▶ Task goal:
No picture belongs in the copy. Repeat each line below exactly.

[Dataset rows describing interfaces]
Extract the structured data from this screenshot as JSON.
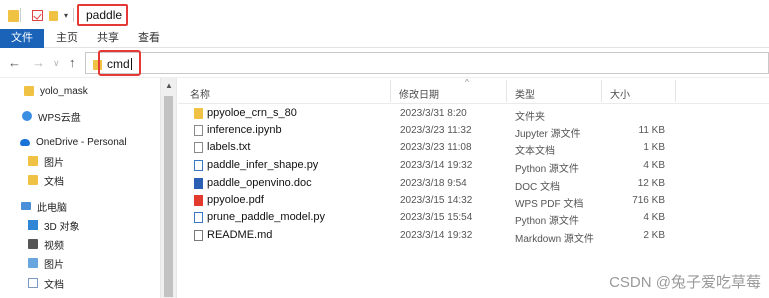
{
  "titlebar": {
    "title": "paddle"
  },
  "ribbon": {
    "tabs": [
      "文件",
      "主页",
      "共享",
      "查看"
    ]
  },
  "address": {
    "value": "cmd"
  },
  "sidebar": {
    "items": [
      {
        "label": "yolo_mask",
        "icon": "folder-icon"
      },
      {
        "label": "WPS云盘",
        "icon": "wps-cloud-icon"
      },
      {
        "label": "OneDrive - Personal",
        "icon": "onedrive-icon"
      },
      {
        "label": "图片",
        "icon": "folder-icon"
      },
      {
        "label": "文档",
        "icon": "folder-icon"
      },
      {
        "label": "此电脑",
        "icon": "pc-icon"
      },
      {
        "label": "3D 对象",
        "icon": "3d-objects-icon"
      },
      {
        "label": "视频",
        "icon": "video-icon"
      },
      {
        "label": "图片",
        "icon": "pictures-icon"
      },
      {
        "label": "文档",
        "icon": "documents-icon"
      }
    ]
  },
  "columns": {
    "name": "名称",
    "date": "修改日期",
    "type": "类型",
    "size": "大小"
  },
  "files": [
    {
      "name": "ppyoloe_crn_s_80",
      "date": "2023/3/31 8:20",
      "type": "文件夹",
      "size": "",
      "icon": "folder-icon"
    },
    {
      "name": "inference.ipynb",
      "date": "2023/3/23 11:32",
      "type": "Jupyter 源文件",
      "size": "11 KB",
      "icon": "notebook-file-icon"
    },
    {
      "name": "labels.txt",
      "date": "2023/3/23 11:08",
      "type": "文本文档",
      "size": "1 KB",
      "icon": "text-file-icon"
    },
    {
      "name": "paddle_infer_shape.py",
      "date": "2023/3/14 19:32",
      "type": "Python 源文件",
      "size": "4 KB",
      "icon": "python-file-icon"
    },
    {
      "name": "paddle_openvino.doc",
      "date": "2023/3/18 9:54",
      "type": "DOC 文档",
      "size": "12 KB",
      "icon": "word-file-icon"
    },
    {
      "name": "ppyoloe.pdf",
      "date": "2023/3/15 14:32",
      "type": "WPS PDF 文档",
      "size": "716 KB",
      "icon": "pdf-file-icon"
    },
    {
      "name": "prune_paddle_model.py",
      "date": "2023/3/15 15:54",
      "type": "Python 源文件",
      "size": "4 KB",
      "icon": "python-file-icon"
    },
    {
      "name": "README.md",
      "date": "2023/3/14 19:32",
      "type": "Markdown 源文件",
      "size": "2 KB",
      "icon": "markdown-file-icon"
    }
  ],
  "watermark": "CSDN @兔子爱吃草莓"
}
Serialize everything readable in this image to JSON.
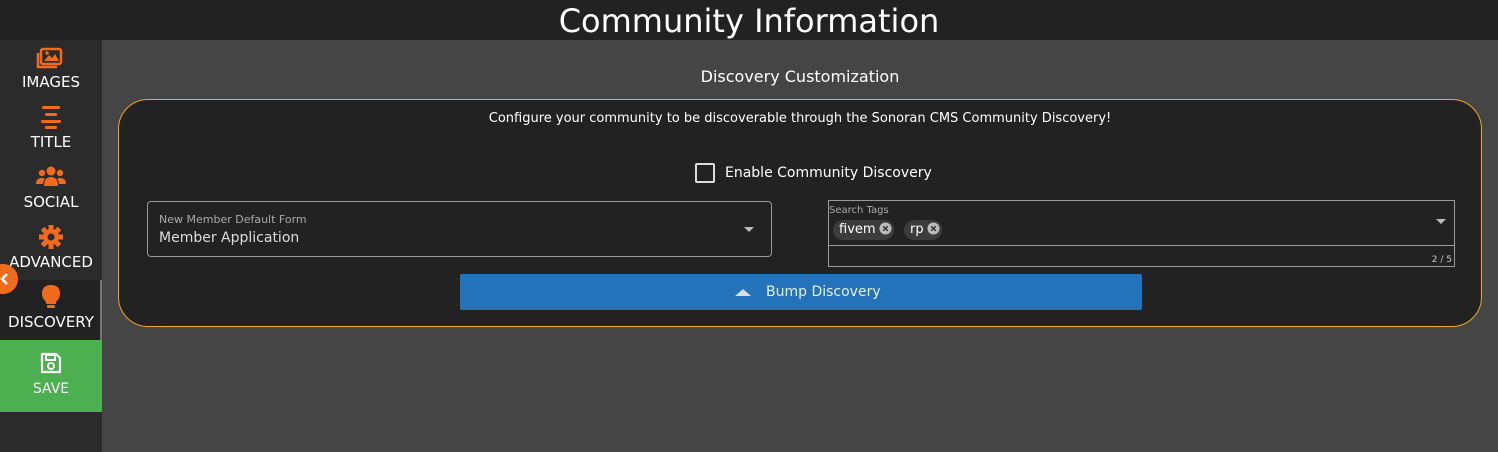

▶ Output of the task:
Extract the structured data from this screenshot as JSON.
{
  "titlebar": {
    "title": "paddle"
  },
  "ribbon": {
    "tabs": [
      "文件",
      "主页",
      "共享",
      "查看"
    ]
  },
  "address": {
    "value": "cmd"
  },
  "sidebar": {
    "items": [
      {
        "label": "yolo_mask",
        "icon": "folder-icon"
      },
      {
        "label": "WPS云盘",
        "icon": "wps-cloud-icon"
      },
      {
        "label": "OneDrive - Personal",
        "icon": "onedrive-icon"
      },
      {
        "label": "图片",
        "icon": "folder-icon"
      },
      {
        "label": "文档",
        "icon": "folder-icon"
      },
      {
        "label": "此电脑",
        "icon": "pc-icon"
      },
      {
        "label": "3D 对象",
        "icon": "3d-objects-icon"
      },
      {
        "label": "视频",
        "icon": "video-icon"
      },
      {
        "label": "图片",
        "icon": "pictures-icon"
      },
      {
        "label": "文档",
        "icon": "documents-icon"
      }
    ]
  },
  "columns": {
    "name": "名称",
    "date": "修改日期",
    "type": "类型",
    "size": "大小"
  },
  "files": [
    {
      "name": "ppyoloe_crn_s_80",
      "date": "2023/3/31 8:20",
      "type": "文件夹",
      "size": "",
      "icon": "folder-icon"
    },
    {
      "name": "inference.ipynb",
      "date": "2023/3/23 11:32",
      "type": "Jupyter 源文件",
      "size": "11 KB",
      "icon": "notebook-file-icon"
    },
    {
      "name": "labels.txt",
      "date": "2023/3/23 11:08",
      "type": "文本文档",
      "size": "1 KB",
      "icon": "text-file-icon"
    },
    {
      "name": "paddle_infer_shape.py",
      "date": "2023/3/14 19:32",
      "type": "Python 源文件",
      "size": "4 KB",
      "icon": "python-file-icon"
    },
    {
      "name": "paddle_openvino.doc",
      "date": "2023/3/18 9:54",
      "type": "DOC 文档",
      "size": "12 KB",
      "icon": "word-file-icon"
    },
    {
      "name": "ppyoloe.pdf",
      "date": "2023/3/15 14:32",
      "type": "WPS PDF 文档",
      "size": "716 KB",
      "icon": "pdf-file-icon"
    },
    {
      "name": "prune_paddle_model.py",
      "date": "2023/3/15 15:54",
      "type": "Python 源文件",
      "size": "4 KB",
      "icon": "python-file-icon"
    },
    {
      "name": "README.md",
      "date": "2023/3/14 19:32",
      "type": "Markdown 源文件",
      "size": "2 KB",
      "icon": "markdown-file-icon"
    }
  ],
  "watermark": "CSDN @兔子爱吃草莓"
}
Serialize everything readable in this image to JSON.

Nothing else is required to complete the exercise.